“It is the best tool of achieving social, economic and cultural progress,” Archbishop Mokiwa said.
First printed in The Church of England Newspaper.
Archbishop calls for government to return nationalised schools: The Church of England Newspaper, Oct 28, 2011 p 7. October 30, 2011Posted by geoconger in Anglican Church News, Anglican Church of Tanzania, Church of England Newspaper, Education, Mission Societies/Religious Orders.
Tags: Christian Education, Edward Lowassa, Valentino Mokiwa
First printed in The Church of England Newspaper.

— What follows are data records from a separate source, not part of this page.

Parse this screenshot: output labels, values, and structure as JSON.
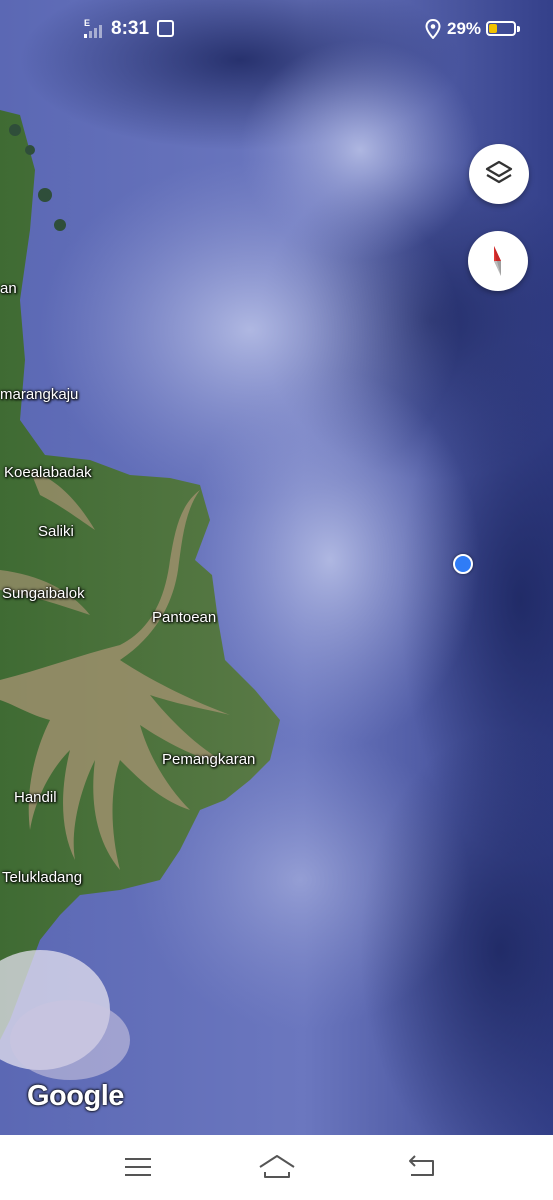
{
  "status_bar": {
    "network_label": "E",
    "time": "8:31",
    "battery_percent": "29%",
    "battery_level": 0.29,
    "icons": [
      "signal-icon",
      "gallery-icon",
      "location-icon",
      "battery-icon"
    ]
  },
  "map": {
    "type": "satellite",
    "labels": [
      {
        "name": "an"
      },
      {
        "name": "marangkaju"
      },
      {
        "name": "Koealabadak"
      },
      {
        "name": "Saliki"
      },
      {
        "name": "Sungaibalok"
      },
      {
        "name": "Pantoean"
      },
      {
        "name": "Pemangkaran"
      },
      {
        "name": "Handil"
      },
      {
        "name": "Telukladang"
      }
    ],
    "logo": "Google"
  },
  "controls": {
    "layers_icon": "layers-icon",
    "compass_icon": "compass-icon"
  },
  "nav_bar": {
    "icons": [
      "menu-icon",
      "home-icon",
      "back-icon"
    ]
  }
}
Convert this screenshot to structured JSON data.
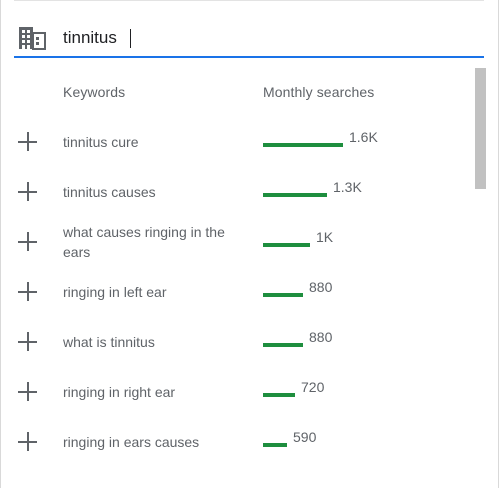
{
  "search": {
    "value": "tinnitus",
    "icon": "building-icon"
  },
  "columns": {
    "keywords": "Keywords",
    "searches": "Monthly searches"
  },
  "colors": {
    "accent": "#1a73e8",
    "bar": "#1e8e3e"
  },
  "rows": [
    {
      "keyword": "tinnitus cure",
      "searches": "1.6K",
      "bar_fraction": 1.0
    },
    {
      "keyword": "tinnitus causes",
      "searches": "1.3K",
      "bar_fraction": 0.8
    },
    {
      "keyword": "what causes ringing in the ears",
      "searches": "1K",
      "bar_fraction": 0.59
    },
    {
      "keyword": "ringing in left ear",
      "searches": "880",
      "bar_fraction": 0.5
    },
    {
      "keyword": "what is tinnitus",
      "searches": "880",
      "bar_fraction": 0.5
    },
    {
      "keyword": "ringing in right ear",
      "searches": "720",
      "bar_fraction": 0.4
    },
    {
      "keyword": "ringing in ears causes",
      "searches": "590",
      "bar_fraction": 0.3
    }
  ]
}
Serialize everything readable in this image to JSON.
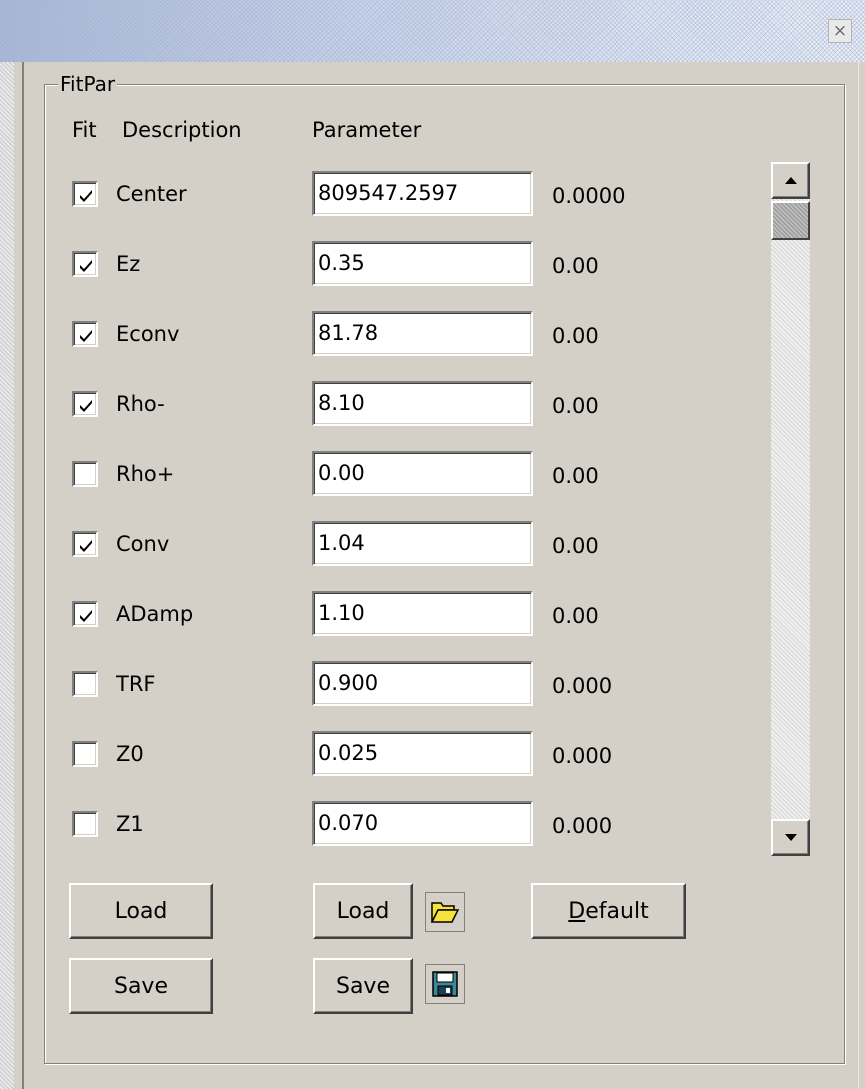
{
  "window": {
    "close_glyph": "×"
  },
  "group": {
    "title": "FitPar"
  },
  "headers": {
    "fit": "Fit",
    "description": "Description",
    "parameter": "Parameter"
  },
  "rows": [
    {
      "checked": true,
      "description": "Center",
      "value": "809547.2597",
      "error": "0.0000"
    },
    {
      "checked": true,
      "description": "Ez",
      "value": "0.35",
      "error": "0.00"
    },
    {
      "checked": true,
      "description": "Econv",
      "value": "81.78",
      "error": "0.00"
    },
    {
      "checked": true,
      "description": "Rho-",
      "value": "8.10",
      "error": "0.00"
    },
    {
      "checked": false,
      "description": "Rho+",
      "value": "0.00",
      "error": "0.00"
    },
    {
      "checked": true,
      "description": "Conv",
      "value": "1.04",
      "error": "0.00"
    },
    {
      "checked": true,
      "description": "ADamp",
      "value": "1.10",
      "error": "0.00"
    },
    {
      "checked": false,
      "description": "TRF",
      "value": "0.900",
      "error": "0.000"
    },
    {
      "checked": false,
      "description": "Z0",
      "value": "0.025",
      "error": "0.000"
    },
    {
      "checked": false,
      "description": "Z1",
      "value": "0.070",
      "error": "0.000"
    }
  ],
  "buttons": {
    "fit_load": "Load",
    "fit_save": "Save",
    "param_load": "Load",
    "param_save": "Save",
    "default_mnemonic": "D",
    "default_rest": "efault"
  },
  "icons": {
    "open_folder": "open-folder-icon",
    "save_disk": "floppy-disk-icon",
    "scroll_up": "scroll-up-arrow-icon",
    "scroll_down": "scroll-down-arrow-icon",
    "checkmark": "checkmark-icon"
  },
  "scrollbar": {
    "position_fraction": 0.0
  },
  "colors": {
    "face": "#d4d0c8",
    "field_bg": "#ffffff",
    "folder_yellow": "#f6e23a",
    "disk_teal": "#3a8a98"
  }
}
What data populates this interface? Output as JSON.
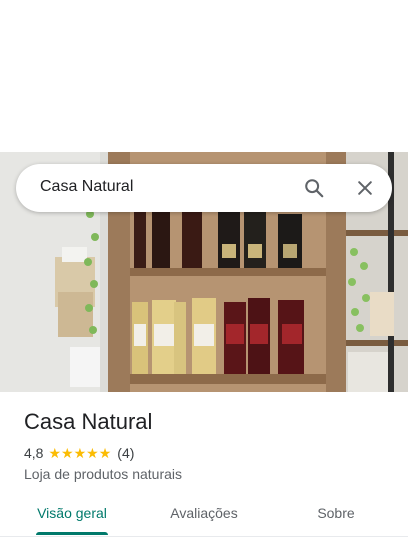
{
  "search": {
    "query": "Casa Natural"
  },
  "icons": {
    "search": "search-icon",
    "close": "close-icon",
    "star": "star-icon"
  },
  "place": {
    "name": "Casa Natural",
    "rating": "4,8",
    "stars": 5,
    "review_count": "(4)",
    "category": "Loja de produtos naturais"
  },
  "tabs": [
    {
      "label": "Visão geral",
      "active": true
    },
    {
      "label": "Avaliações",
      "active": false
    },
    {
      "label": "Sobre",
      "active": false
    }
  ],
  "colors": {
    "accent": "#00796b",
    "star": "#fbbc04"
  }
}
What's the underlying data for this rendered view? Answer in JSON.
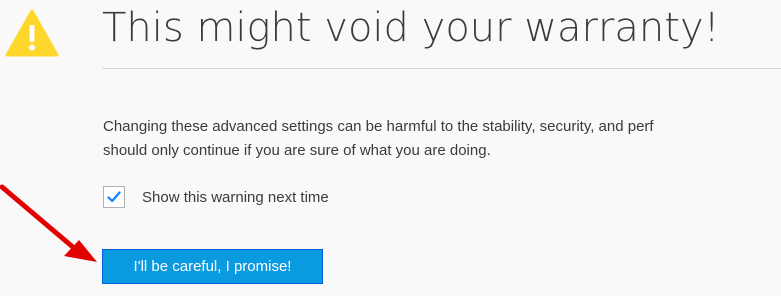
{
  "page": {
    "title": "This might void your warranty!",
    "message_line1": "Changing these advanced settings can be harmful to the stability, security, and perf",
    "message_line2": "should only continue if you are sure of what you are doing.",
    "checkbox_label": "Show this warning next time",
    "checkbox_checked": true,
    "button_label": "I'll be careful, I promise!"
  },
  "icons": {
    "warning": "warning-triangle-icon",
    "check": "checkmark-icon",
    "annotation": "red-arrow-annotation"
  },
  "colors": {
    "warning_icon": "#ffd62c",
    "accent": "#0a9ae0",
    "check": "#0a84ff",
    "annotation_arrow": "#e30000"
  }
}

Archbishop Valentino Mokiwa has urged a leading candidate for president to promise to return to the church mission schools nationalized by the government.

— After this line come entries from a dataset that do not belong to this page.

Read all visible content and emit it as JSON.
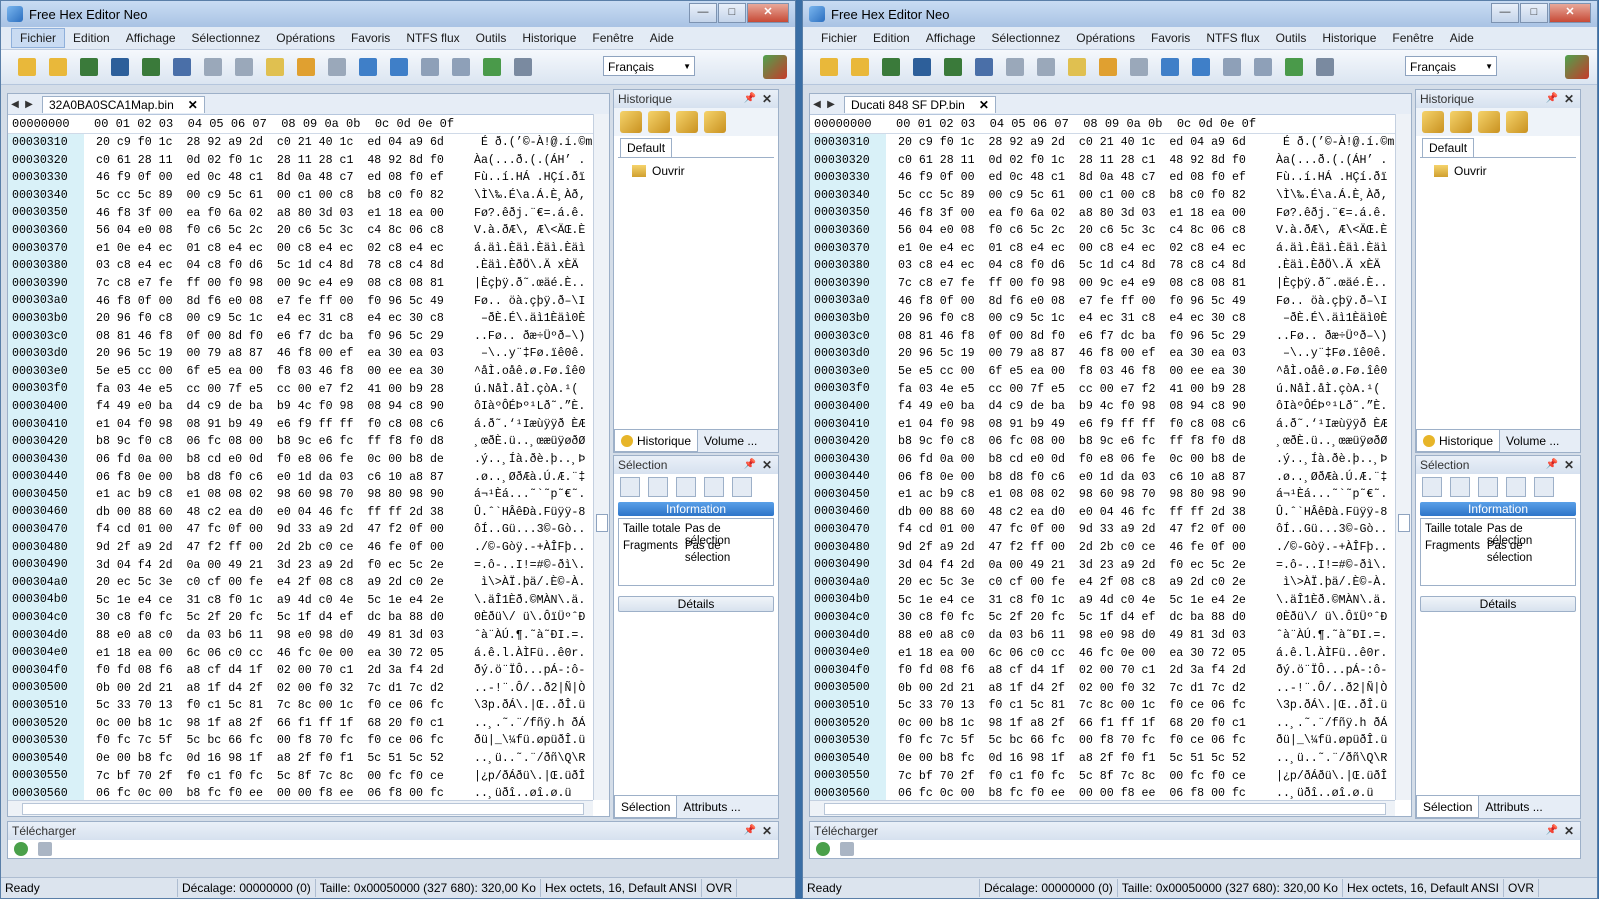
{
  "app_title": "Free Hex Editor Neo",
  "menu": [
    "Fichier",
    "Edition",
    "Affichage",
    "Sélectionnez",
    "Opérations",
    "Favoris",
    "NTFS flux",
    "Outils",
    "Historique",
    "Fenêtre",
    "Aide"
  ],
  "language": "Français",
  "hex_header": {
    "offset": "00000000",
    "columns": "00 01 02 03  04 05 06 07  08 09 0a 0b  0c 0d 0e 0f"
  },
  "rows": [
    {
      "o": "00030310",
      "h": "20 c9 f0 1c  28 92 a9 2d  c0 21 40 1c  ed 04 a9 6d",
      "a": " É ð.(’©-À!@.í.©m"
    },
    {
      "o": "00030320",
      "h": "c0 61 28 11  0d 02 f0 1c  28 11 28 c1  48 92 8d f0",
      "a": "Àa(...ð.(.(ÁH’ ."
    },
    {
      "o": "00030330",
      "h": "46 f9 0f 00  ed 0c 48 c1  8d 0a 48 c7  ed 08 f0 ef",
      "a": "Fù..í.HÁ .HÇí.ðï"
    },
    {
      "o": "00030340",
      "h": "5c cc 5c 89  00 c9 5c 61  00 c1 00 c8  b8 c0 f0 82",
      "a": "\\Ì\\‰.É\\a.Á.È¸Àð‚"
    },
    {
      "o": "00030350",
      "h": "46 f8 3f 00  ea f0 6a 02  a8 80 3d 03  e1 18 ea 00",
      "a": "Fø?.êðj.¨€=.á.ê."
    },
    {
      "o": "00030360",
      "h": "56 04 e0 08  f0 c6 5c 2c  20 c6 5c 3c  c4 8c 06 c8",
      "a": "V.à.ðÆ\\, Æ\\<ÄŒ.È"
    },
    {
      "o": "00030370",
      "h": "e1 0e e4 ec  01 c8 e4 ec  00 c8 e4 ec  02 c8 e4 ec",
      "a": "á.äì.Èäì.Èäì.Èäì"
    },
    {
      "o": "00030380",
      "h": "03 c8 e4 ec  04 c8 f0 d6  5c 1d c4 8d  78 c8 c4 8d",
      "a": ".Èäì.ÈðÖ\\.Ä xÈÄ"
    },
    {
      "o": "00030390",
      "h": "7c c8 e7 fe  ff 00 f0 98  00 9c e4 e9  08 c8 08 81",
      "a": "|Èçþÿ.ð˜.œäé.È.."
    },
    {
      "o": "000303a0",
      "h": "46 f8 0f 00  8d f6 e0 08  e7 fe ff 00  f0 96 5c 49",
      "a": "Fø.. öà.çþÿ.ð–\\I"
    },
    {
      "o": "000303b0",
      "h": "20 96 f0 c8  00 c9 5c 1c  e4 ec 31 c8  e4 ec 30 c8",
      "a": " –ðÈ.É\\.äì1Èäì0È"
    },
    {
      "o": "000303c0",
      "h": "08 81 46 f8  0f 00 8d f0  e6 f7 dc ba  f0 96 5c 29",
      "a": "..Fø.. ðæ÷Üºð–\\)"
    },
    {
      "o": "000303d0",
      "h": "20 96 5c 19  00 79 a8 87  46 f8 00 ef  ea 30 ea 03",
      "a": " –\\..y¨‡Fø.ïê0ê."
    },
    {
      "o": "000303e0",
      "h": "5e e5 cc 00  6f e5 ea 00  f8 03 46 f8  00 ee ea 30",
      "a": "^åÌ.oåê.ø.Fø.îê0"
    },
    {
      "o": "000303f0",
      "h": "fa 03 4e e5  cc 00 7f e5  cc 00 e7 f2  41 00 b9 28",
      "a": "ú.NåÌ.åÌ.çòA.¹("
    },
    {
      "o": "00030400",
      "h": "f4 49 e0 ba  d4 c9 de ba  b9 4c f0 98  08 94 c8 90",
      "a": "ôIàºÔÉÞº¹Lð˜.”È."
    },
    {
      "o": "00030410",
      "h": "e1 04 f0 98  08 91 b9 49  e6 f9 ff ff  f0 c8 08 c6",
      "a": "á.ð˜.‘¹Iæùÿÿð ÈÆ"
    },
    {
      "o": "00030420",
      "h": "b8 9c f0 c8  06 fc 08 00  b8 9c e6 fc  ff f8 f0 d8",
      "a": "¸œðÈ.ü..¸œæüÿøðØ"
    },
    {
      "o": "00030430",
      "h": "06 fd 0a 00  b8 cd e0 0d  f0 e8 06 fe  0c 00 b8 de",
      "a": ".ý..¸Íà.ðè.þ..¸Þ"
    },
    {
      "o": "00030440",
      "h": "06 f8 0e 00  b8 d8 f0 c6  e0 1d da 03  c6 10 a8 87",
      "a": ".ø..¸ØðÆà.Ú.Æ.¨‡"
    },
    {
      "o": "00030450",
      "h": "e1 ac b9 c8  e1 08 08 02  98 60 98 70  98 80 98 90",
      "a": "á¬¹Èá...˜`˜p˜€˜."
    },
    {
      "o": "00030460",
      "h": "db 00 88 60  48 c2 ea d0  e0 04 46 fc  ff ff 2d 38",
      "a": "Û.ˆ`HÂêÐà.Füÿÿ-8"
    },
    {
      "o": "00030470",
      "h": "f4 cd 01 00  47 fc 0f 00  9d 33 a9 2d  47 f2 0f 00",
      "a": "ôÍ..Gü...3©-Gò.."
    },
    {
      "o": "00030480",
      "h": "9d 2f a9 2d  47 f2 ff 00  2d 2b c0 ce  46 fe 0f 00",
      "a": "./©-Gòÿ.-+ÀÎFþ.."
    },
    {
      "o": "00030490",
      "h": "3d 04 f4 2d  0a 00 49 21  3d 23 a9 2d  f0 ec 5c 2e",
      "a": "=.ô-..I!=#©-ðì\\."
    },
    {
      "o": "000304a0",
      "h": "20 ec 5c 3e  c0 cf 00 fe  e4 2f 08 c8  a9 2d c0 2e",
      "a": " ì\\>ÀÏ.þä/.È©-À."
    },
    {
      "o": "000304b0",
      "h": "5c 1e e4 ce  31 c8 f0 1c  a9 4d c0 4e  5c 1e e4 2e",
      "a": "\\.äÎ1Èð.©MÀN\\.ä."
    },
    {
      "o": "000304c0",
      "h": "30 c8 f0 fc  5c 2f 20 fc  5c 1f d4 ef  dc ba 88 d0",
      "a": "0Èðü\\/ ü\\.ÔïÜºˆÐ"
    },
    {
      "o": "000304d0",
      "h": "88 e0 a8 c0  da 03 b6 11  98 e0 98 d0  49 81 3d 03",
      "a": "ˆà¨ÀÚ.¶.˜à˜ÐI.=."
    },
    {
      "o": "000304e0",
      "h": "e1 18 ea 00  6c 06 c0 cc  46 fc 0e 00  ea 30 72 05",
      "a": "á.ê.l.ÀÌFü..ê0r."
    },
    {
      "o": "000304f0",
      "h": "f0 fd 08 f6  a8 cf d4 1f  02 00 70 c1  2d 3a f4 2d",
      "a": "ðý.ö¨ÏÔ...pÁ-:ô-"
    },
    {
      "o": "00030500",
      "h": "0b 00 2d 21  a8 1f d4 2f  02 00 f0 32  7c d1 7c d2",
      "a": "..-!¨.Ô/..ð2|Ñ|Ò"
    },
    {
      "o": "00030510",
      "h": "5c 33 70 13  f0 c1 5c 81  7c 8c 00 1c  f0 ce 06 fc",
      "a": "\\3p.ðÁ\\.|Œ..ðÎ.ü"
    },
    {
      "o": "00030520",
      "h": "0c 00 b8 1c  98 1f a8 2f  66 f1 ff 1f  68 20 f0 c1",
      "a": "..¸.˜.¨/fñÿ.h ðÁ"
    },
    {
      "o": "00030530",
      "h": "f0 fc 7c 5f  5c bc 66 fc  00 f8 70 fc  f0 ce 06 fc",
      "a": "ðü|_\\¼fü.øpüðÎ.ü"
    },
    {
      "o": "00030540",
      "h": "0e 00 b8 fc  0d 16 98 1f  a8 2f f0 f1  5c 51 5c 52",
      "a": "..¸ü..˜.¨/ðñ\\Q\\R"
    },
    {
      "o": "00030550",
      "h": "7c bf 70 2f  f0 c1 f0 fc  5c 8f 7c 8c  00 fc f0 ce",
      "a": "|¿p/ðÁðü\\.|Œ.üðÎ"
    },
    {
      "o": "00030560",
      "h": "06 fc 0c 00  b8 fc f0 ee  00 00 f8 ee  06 f8 00 fc",
      "a": "..¸üðî..øî.ø.ü"
    }
  ],
  "left": {
    "file_tab": "32A0BA0SCA1Map.bin"
  },
  "right": {
    "file_tab": "Ducati 848 SF DP.bin"
  },
  "history": {
    "title": "Historique",
    "default_tab": "Default",
    "item": "Ouvrir",
    "tab_history": "Historique",
    "tab_volume": "Volume ..."
  },
  "selection": {
    "title": "Sélection",
    "info_button": "Information",
    "total_size_label": "Taille totale",
    "total_size_value": "Pas de sélection",
    "fragments_label": "Fragments",
    "fragments_value": "Pas de sélection",
    "details_button": "Détails",
    "tab_selection": "Sélection",
    "tab_attributes": "Attributs ..."
  },
  "download": {
    "title": "Télécharger"
  },
  "status": {
    "ready": "Ready",
    "offset": "Décalage: 00000000 (0)",
    "size": "Taille: 0x00050000 (327 680): 320,00 Ko",
    "mode": "Hex octets, 16, Default ANSI",
    "ovr": "OVR"
  }
}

Speaking at a school fundraising event on 24 Oct 2011 in Dar es Salaam, Dr. Mokiwa asked Edward Lowassa MP to return the schools if he wins the presidency. Elections are scheduled in the east African nation in 2015 to succeed President Jakaya Kikwete. While Mr. Lowassa has not formally announced his candidacy, he is considered a front runner for the post.
Following independence in 1961, church schools received financials support from the government as long as they followed the Department of Education’s national curriculum. Government policies changed, however, following the promulgation of the Arusha Declaration on 5 Feb 1967 by President Julius Nyerere. The Arusha Declaration outlined the principles of Ujamaa — African socialism — and called for the overhaul of the economic system and self-reliance in locally administered villages through a villagization programme.
The villagization programme, implemented between 1973 and 1976, created a collective farming system through the resettlement of peasants who lived and worked their own land onto new villages that could provide economies of scale. The programme also saw a push towards self-reliance in industry and education. In 1974 the government nationalized private primary schools established by the Anglican, Catholic and Lutheran churches, and forced many missionary school teachers to leave the country.
African socialism proved to be an economic and education catastrophe for Tanzania, and in the 1980’s the government permitted new private schools to be opened. The government’s failure to maintain the confiscated schools and its disinclination to invest in education has led to a boom in private school enrollment, according to a UN report, such that over half of all students in Tanzania are now privately educated.
In his speech to kick off the fundraising drive for the Bishop John Sepeku School in the Yombo Buza district of Dar es Salaam, Archbishop Mokiwa asked the political leader to pledge to return the schools. “If you are blessed to win the presidency, please make sure that you return former church-owned schools to us… there are many properties belonging to the churches that were taken over by the government,” said Dr Mokiwa according to local press reports.
The Anglican Church in Tanzania has urged the government to return its confiscated schools, arguing that it is able to educate more children at a higher standard for less cost than the government.
The nationalization campaign had scarred many people, Dr. Mokiwa said, and it was now time to set politics aside for the good of the nation and support the best interests of children.